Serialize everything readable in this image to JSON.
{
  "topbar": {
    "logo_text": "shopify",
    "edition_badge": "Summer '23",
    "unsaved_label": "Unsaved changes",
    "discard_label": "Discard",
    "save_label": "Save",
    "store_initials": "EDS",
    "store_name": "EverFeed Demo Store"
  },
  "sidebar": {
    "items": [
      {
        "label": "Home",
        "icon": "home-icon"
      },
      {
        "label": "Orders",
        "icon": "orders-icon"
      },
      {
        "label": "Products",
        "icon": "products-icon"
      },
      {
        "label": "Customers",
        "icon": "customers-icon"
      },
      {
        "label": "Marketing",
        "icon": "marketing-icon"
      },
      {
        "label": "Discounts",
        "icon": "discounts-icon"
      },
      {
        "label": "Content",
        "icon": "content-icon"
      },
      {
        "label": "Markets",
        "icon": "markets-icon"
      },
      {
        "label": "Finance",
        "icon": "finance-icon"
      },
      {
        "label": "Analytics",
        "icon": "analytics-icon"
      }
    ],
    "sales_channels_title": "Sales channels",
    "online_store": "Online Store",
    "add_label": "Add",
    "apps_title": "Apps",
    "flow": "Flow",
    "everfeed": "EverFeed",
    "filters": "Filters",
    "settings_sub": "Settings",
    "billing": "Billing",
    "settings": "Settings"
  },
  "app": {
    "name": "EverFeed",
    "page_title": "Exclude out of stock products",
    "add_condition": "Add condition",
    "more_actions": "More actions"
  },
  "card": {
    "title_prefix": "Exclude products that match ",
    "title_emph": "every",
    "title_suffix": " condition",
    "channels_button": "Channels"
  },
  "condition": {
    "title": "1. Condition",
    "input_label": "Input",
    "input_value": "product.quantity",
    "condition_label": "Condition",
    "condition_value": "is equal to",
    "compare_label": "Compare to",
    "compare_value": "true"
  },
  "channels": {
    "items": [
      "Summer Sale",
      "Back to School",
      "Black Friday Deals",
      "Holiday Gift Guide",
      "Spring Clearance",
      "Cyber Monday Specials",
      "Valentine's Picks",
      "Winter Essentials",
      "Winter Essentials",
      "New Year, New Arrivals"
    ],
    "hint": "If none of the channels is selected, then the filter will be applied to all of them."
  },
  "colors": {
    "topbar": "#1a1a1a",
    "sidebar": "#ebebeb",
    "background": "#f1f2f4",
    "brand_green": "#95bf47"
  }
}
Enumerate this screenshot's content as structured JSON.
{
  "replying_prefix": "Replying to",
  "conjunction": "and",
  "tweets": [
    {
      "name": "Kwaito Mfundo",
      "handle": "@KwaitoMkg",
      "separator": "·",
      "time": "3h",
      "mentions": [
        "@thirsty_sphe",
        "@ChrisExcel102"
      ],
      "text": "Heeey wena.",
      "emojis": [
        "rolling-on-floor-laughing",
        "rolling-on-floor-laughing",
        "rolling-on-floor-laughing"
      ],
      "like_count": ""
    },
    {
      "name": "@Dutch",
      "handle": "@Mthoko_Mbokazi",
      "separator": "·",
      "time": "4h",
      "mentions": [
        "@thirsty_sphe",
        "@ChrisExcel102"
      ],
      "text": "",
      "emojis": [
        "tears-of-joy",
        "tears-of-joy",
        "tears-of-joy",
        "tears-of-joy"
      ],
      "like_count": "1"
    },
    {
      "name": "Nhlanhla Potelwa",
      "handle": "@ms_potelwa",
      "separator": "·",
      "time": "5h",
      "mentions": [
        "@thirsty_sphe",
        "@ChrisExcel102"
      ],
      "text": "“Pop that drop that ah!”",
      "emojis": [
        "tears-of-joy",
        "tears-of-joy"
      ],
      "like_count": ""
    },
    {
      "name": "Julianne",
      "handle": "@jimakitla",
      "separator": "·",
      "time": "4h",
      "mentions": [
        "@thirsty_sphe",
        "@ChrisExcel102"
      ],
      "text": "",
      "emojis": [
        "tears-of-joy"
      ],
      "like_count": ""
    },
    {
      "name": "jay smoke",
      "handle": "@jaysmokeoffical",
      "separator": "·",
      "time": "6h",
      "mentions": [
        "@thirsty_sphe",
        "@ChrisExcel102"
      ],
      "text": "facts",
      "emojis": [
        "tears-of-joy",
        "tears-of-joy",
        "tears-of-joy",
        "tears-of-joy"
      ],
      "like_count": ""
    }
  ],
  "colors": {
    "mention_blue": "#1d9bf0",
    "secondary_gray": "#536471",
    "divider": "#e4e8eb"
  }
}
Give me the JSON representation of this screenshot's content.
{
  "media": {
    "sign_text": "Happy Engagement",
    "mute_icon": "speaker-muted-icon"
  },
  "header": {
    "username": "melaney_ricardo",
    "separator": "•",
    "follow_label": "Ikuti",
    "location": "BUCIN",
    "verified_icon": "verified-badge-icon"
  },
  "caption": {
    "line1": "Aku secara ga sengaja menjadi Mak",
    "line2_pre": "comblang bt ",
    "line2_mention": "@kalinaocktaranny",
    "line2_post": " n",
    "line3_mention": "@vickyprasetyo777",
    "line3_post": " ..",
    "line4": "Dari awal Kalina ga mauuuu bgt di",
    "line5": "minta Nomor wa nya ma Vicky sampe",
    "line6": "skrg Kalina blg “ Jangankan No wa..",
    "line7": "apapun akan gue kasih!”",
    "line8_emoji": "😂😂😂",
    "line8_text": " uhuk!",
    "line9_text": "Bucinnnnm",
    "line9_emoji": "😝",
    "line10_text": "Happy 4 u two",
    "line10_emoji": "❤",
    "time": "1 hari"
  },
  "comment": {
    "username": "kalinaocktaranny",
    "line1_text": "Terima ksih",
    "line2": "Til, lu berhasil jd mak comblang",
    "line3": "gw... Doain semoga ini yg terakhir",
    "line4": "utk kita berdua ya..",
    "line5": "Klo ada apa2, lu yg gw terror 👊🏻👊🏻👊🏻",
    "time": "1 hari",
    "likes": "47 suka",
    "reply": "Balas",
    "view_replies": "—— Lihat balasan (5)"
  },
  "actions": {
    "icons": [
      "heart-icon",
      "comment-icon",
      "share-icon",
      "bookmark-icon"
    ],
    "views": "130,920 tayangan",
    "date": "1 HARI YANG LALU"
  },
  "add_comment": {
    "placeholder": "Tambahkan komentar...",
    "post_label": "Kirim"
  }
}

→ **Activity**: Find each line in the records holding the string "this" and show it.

→ **Response**:
Serialize everything readable in this image to JSON.
Enumerate this screenshot's content as structured JSON.
Give me the JSON representation of this screenshot's content.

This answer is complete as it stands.